> WHAT THE TASK REQUIRES
Which lines of the records contain the word "động"? Copy each one.

· · ·

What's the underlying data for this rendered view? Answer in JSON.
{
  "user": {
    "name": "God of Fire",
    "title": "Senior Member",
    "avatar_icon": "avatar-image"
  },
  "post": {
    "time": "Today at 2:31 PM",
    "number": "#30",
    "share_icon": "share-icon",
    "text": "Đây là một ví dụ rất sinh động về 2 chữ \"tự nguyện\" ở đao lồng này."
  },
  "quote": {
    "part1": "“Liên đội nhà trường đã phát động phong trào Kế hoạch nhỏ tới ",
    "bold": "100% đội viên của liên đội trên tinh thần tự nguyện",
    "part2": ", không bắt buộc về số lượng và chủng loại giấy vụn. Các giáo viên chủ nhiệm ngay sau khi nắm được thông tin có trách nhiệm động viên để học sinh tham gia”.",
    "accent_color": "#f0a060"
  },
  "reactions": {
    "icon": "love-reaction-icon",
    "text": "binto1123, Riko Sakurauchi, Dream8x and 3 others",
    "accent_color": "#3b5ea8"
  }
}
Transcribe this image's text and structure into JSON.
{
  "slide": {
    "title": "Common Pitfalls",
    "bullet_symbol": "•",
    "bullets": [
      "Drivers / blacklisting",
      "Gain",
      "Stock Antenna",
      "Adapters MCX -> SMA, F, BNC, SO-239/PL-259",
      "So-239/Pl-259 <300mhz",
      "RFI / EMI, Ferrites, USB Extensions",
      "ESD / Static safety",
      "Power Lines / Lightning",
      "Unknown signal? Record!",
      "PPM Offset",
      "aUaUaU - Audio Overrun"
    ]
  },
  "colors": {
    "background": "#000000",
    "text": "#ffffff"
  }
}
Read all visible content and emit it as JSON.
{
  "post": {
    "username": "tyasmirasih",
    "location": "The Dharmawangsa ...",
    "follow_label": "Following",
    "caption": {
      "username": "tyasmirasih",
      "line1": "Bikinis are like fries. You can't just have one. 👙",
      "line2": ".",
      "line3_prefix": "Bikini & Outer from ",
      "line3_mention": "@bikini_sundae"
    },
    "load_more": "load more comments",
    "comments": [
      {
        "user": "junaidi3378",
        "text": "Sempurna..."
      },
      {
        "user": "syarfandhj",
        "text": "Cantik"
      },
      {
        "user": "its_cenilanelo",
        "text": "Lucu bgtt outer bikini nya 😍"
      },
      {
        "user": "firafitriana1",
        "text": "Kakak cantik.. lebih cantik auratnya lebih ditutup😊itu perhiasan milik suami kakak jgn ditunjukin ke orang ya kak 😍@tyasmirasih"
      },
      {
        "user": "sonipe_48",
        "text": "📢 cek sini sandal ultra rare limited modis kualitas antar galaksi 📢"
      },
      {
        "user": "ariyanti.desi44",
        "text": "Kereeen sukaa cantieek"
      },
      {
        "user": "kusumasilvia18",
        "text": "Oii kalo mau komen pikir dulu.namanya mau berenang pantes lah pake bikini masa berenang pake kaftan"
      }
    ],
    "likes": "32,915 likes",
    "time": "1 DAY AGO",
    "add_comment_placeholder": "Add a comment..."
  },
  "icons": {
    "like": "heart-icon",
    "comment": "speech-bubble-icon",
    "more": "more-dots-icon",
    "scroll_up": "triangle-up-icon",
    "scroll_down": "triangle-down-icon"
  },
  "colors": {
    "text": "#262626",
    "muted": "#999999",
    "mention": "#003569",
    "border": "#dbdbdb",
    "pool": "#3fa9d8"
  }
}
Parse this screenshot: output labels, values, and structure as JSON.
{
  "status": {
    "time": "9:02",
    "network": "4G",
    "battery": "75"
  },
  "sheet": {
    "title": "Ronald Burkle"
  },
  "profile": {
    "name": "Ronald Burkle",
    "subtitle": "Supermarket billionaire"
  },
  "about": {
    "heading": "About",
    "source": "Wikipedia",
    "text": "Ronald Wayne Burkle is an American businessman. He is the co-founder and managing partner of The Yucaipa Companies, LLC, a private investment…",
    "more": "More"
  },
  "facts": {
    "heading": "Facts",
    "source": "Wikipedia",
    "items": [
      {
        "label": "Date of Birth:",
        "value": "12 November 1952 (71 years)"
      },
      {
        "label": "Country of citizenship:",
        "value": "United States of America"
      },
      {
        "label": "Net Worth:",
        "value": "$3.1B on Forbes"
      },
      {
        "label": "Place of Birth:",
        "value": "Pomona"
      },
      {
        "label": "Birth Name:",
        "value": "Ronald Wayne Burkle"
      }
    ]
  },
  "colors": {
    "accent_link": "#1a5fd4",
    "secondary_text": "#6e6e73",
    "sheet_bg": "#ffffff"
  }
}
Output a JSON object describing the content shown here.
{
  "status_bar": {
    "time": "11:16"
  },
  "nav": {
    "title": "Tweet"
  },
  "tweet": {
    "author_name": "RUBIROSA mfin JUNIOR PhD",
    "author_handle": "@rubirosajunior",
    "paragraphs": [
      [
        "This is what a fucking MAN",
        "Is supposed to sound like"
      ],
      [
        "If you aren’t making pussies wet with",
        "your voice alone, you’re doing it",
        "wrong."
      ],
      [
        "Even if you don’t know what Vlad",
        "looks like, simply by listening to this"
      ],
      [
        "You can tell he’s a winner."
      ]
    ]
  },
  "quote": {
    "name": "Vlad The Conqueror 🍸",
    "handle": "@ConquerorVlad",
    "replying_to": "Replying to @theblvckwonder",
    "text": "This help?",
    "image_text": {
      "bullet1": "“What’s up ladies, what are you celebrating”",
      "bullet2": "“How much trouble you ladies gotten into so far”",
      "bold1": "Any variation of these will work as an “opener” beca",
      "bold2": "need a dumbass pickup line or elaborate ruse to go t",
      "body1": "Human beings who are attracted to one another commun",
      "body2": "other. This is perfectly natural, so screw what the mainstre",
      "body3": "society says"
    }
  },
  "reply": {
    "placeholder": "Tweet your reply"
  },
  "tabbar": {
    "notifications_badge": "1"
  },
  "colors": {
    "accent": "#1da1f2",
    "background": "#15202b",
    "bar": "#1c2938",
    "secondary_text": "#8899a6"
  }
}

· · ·

> TASK ANSWER
    "text": "Đây là một ví dụ rất sinh động về 2 chữ \"tự nguyện\" ở đao lồng này."
    "part1": "“Liên đội nhà trường đã phát động phong trào Kế hoạch nhỏ tới ",
    "part2": ", không bắt buộc về số lượng và chủng loại giấy vụn. Các giáo viên chủ nhiệm ngay sau khi nắm được thông tin có trách nhiệm động viên để học sinh tham gia”.",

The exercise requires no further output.